The Maui case focused on the County of Maui’s management of wastewater effluent from its wastewater treatment plant. The County would treat sewage and then inject it into wells for disposal. Subsequent tracer dye testing revealed that well discharges were reaching the Pacific Ocean in approximately 84 days through groundwater. In February 2018, the Ninth Circuit issued its opinion laying out a “fairly traceable” standard to determine whether a discharge was “fairly traceable from the point source to a navigable water.”  Hawai’i Wildlife Fund v. Cty. of Maui, 886 F.3d 737, 749 (9th Cir. 2018). The Ninth Circuit found that the  tracer dye study and the County’s concessions proved that the “fairly traceable” standard was met. The County filed a petition for certiorari with the U.S. Supreme Court, which the Court granted in February 2019, limited the case to “whether the CWA requires a permit when pollutants originate from a point source but are conveyed to navigable waters by a nonpoint source, such as groundwater.”  The Court also deferred action in other appeals regarding the same issue.
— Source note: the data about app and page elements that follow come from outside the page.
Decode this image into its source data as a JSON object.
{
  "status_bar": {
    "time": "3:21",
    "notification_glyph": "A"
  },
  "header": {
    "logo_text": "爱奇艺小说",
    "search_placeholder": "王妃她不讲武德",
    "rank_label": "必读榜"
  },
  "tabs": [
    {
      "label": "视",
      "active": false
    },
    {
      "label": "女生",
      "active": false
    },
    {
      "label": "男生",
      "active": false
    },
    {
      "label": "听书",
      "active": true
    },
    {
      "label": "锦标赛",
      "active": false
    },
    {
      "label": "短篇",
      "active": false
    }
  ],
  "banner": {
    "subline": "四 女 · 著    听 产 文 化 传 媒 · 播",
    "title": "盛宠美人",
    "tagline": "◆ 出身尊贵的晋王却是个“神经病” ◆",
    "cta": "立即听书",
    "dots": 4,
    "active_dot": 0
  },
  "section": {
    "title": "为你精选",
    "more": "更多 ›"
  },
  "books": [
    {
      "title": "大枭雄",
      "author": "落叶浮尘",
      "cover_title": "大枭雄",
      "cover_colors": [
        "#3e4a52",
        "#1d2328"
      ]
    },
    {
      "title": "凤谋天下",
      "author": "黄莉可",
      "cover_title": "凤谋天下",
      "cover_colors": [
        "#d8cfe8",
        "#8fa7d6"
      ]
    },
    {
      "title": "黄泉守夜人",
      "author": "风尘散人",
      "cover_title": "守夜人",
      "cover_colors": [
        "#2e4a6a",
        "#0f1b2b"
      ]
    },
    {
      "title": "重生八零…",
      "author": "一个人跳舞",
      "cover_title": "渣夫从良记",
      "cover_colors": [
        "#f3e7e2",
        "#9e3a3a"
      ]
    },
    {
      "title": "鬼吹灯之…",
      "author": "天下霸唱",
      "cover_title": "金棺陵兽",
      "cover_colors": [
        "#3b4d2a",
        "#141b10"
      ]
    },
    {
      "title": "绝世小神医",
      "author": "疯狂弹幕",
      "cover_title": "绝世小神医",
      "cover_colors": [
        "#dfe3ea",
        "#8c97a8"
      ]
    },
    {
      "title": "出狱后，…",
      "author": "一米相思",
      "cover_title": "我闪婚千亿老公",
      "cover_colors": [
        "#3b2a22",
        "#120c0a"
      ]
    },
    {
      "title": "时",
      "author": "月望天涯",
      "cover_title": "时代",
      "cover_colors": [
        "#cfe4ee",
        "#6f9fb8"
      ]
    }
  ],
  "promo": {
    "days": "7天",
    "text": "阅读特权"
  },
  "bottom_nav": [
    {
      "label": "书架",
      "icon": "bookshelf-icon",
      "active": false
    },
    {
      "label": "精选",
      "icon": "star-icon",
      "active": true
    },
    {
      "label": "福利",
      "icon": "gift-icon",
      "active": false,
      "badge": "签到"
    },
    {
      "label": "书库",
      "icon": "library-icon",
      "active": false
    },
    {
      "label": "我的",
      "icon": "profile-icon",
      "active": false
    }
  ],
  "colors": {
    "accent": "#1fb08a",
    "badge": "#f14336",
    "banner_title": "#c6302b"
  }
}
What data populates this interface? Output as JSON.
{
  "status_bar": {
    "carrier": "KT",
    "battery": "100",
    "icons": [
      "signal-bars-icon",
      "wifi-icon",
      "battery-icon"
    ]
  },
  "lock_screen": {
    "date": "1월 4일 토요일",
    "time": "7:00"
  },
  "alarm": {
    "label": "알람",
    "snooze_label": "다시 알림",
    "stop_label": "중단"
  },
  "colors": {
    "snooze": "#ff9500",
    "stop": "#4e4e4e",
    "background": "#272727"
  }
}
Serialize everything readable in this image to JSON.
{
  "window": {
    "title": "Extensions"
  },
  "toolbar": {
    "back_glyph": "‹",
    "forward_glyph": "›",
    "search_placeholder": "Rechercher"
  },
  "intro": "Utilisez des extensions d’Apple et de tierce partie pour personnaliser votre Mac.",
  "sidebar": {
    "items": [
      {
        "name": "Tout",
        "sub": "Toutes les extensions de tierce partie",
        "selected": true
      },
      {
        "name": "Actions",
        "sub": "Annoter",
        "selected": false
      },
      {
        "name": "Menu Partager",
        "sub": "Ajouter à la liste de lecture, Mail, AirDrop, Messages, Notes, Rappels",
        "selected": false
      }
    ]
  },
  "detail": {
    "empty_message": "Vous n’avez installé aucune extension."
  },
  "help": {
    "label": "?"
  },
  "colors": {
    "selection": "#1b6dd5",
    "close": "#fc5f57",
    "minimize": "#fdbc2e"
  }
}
Likely Ramifications

In the opinion, the Supreme Court acknowledges the challenges of applying the “functional equivalent” test, especially in cases where time and distance are not determinative. The Court invites lower courts to provide guidance through decisions in individual cases, which is likely to open the flood gates to additional litigation on the issue. According to the Court, lower courts can also mitigate against any injustices associated with test’s implementation by exercising their discretion under the CWA to invoke lower penalties. At the same time, the Court states that EPA “can provide administrative guidance (within statutory bounds)” including through granting “individual permits, promulgation of general permits, or the development of general rules.”

Justice Kavanaugh joined the majority but filed a separate concurring opinion emphasizing the consistency of the Court’s opinion regarding pollution “from” point sources with the interpretation set forth in Justice Scalia’s plurality opinion in Rapanos v. United States, 547 U.S. 715 (2006). Justices Thomas (joined by Justice Gorsuch) and Alito filed dissenting opinions, criticizing the lack of clarity in the majority’s opinion. Justice Thomas would strictly adhere to the CWA’s text and would only require a permit when a point source discharges pollutants directly into navigable waters. Justice Alito’s dissent focuses on the lack of consistency which “invites arbitrary and inconsistent application.”

Although the Court’s opinion provides a general direction on a historically controversial issue, it will cause a significant degree of uncertainty for the foreseeable future. EPA may provide further clarity through guidance or a rulemaking, though such a rulemaking will likely be subject to additional legal challenges. In the meantime, we are likely to see a range of interpretations and applications of the Court’s factors across different EPA regions and states with lower courts subsequently applying varying weight to those factors and possibly adding others. In particular, this indicates that the Court may be unlikely to take up a case raising similar issues and arguments specific to pipeline discharges, Upstate Forever.

For additional information regarding the Supreme Court’s opinion, please contact the Troutman pipeline team.